Freelance reporter Molly Blume (Dream House, 2003, etc.) searches for the missing daughter of the rabbi she idolized until he betrayed her.
When you’re an orthodox rabbi whose daughter has run away from home, you’re not anxious to broadcast her departure. So instead of calling the LAPD, Chaim Bailor, the religious-studies principal of Torah Tzion, asks his brother-in-law, Reuben Jastrow, to join Molly’s true-crime book tour, where Molly takes him for a stalker. Molly’s not eager to help Rabbi Bailor, who withheld his support years ago when she was accused of cheating in his class. Now Hadassah, his own daughter, is in trouble. Though she’s phoned home to say that she’s fine, the evidence hints that the man she ran off with is forming a murder-suicide pact. Delving into the dark teen world of cheating, computer chat rooms, self-mutilation and sexual harassment, Molly links Dassie to history teacher Greg Shankman, who was fired from Torah Tzion for reasons that remain disturbingly murky. The family is overjoyed when Dassie returns to them late one night. But she’s escaped a terrible fate only to become the primary suspect in a murder case that will entangle Molly with Det. Jessie Drake, from Krich’s alternate franchise (Shadows of Sin, 2001, etc.).

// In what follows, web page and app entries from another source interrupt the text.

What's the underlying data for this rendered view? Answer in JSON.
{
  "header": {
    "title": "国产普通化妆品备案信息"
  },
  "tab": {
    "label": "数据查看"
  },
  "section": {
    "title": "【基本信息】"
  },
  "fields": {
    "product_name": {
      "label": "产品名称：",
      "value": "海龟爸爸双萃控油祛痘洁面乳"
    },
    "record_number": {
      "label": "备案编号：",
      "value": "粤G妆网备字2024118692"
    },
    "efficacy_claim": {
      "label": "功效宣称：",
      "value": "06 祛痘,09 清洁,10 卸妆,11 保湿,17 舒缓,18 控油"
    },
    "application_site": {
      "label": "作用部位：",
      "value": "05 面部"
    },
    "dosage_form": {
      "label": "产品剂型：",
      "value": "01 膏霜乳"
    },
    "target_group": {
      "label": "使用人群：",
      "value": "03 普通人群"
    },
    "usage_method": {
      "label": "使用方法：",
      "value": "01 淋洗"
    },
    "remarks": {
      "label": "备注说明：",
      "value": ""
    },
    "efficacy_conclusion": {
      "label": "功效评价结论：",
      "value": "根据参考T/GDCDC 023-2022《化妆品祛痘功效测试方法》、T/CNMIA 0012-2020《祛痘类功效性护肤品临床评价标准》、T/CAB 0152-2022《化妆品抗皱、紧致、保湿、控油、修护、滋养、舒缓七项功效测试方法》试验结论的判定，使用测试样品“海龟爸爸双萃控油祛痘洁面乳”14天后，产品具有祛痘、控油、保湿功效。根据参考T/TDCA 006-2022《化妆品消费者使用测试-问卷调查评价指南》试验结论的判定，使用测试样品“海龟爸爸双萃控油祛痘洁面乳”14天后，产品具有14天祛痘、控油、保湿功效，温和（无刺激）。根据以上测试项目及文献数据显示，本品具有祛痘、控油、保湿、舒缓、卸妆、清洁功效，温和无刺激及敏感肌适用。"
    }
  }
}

Despite a tangled plot and a muffled killer, Krich puts a sure finger on the painful spots where ordinary kids’ problems turn into murderous melodrama—all at a bargain price.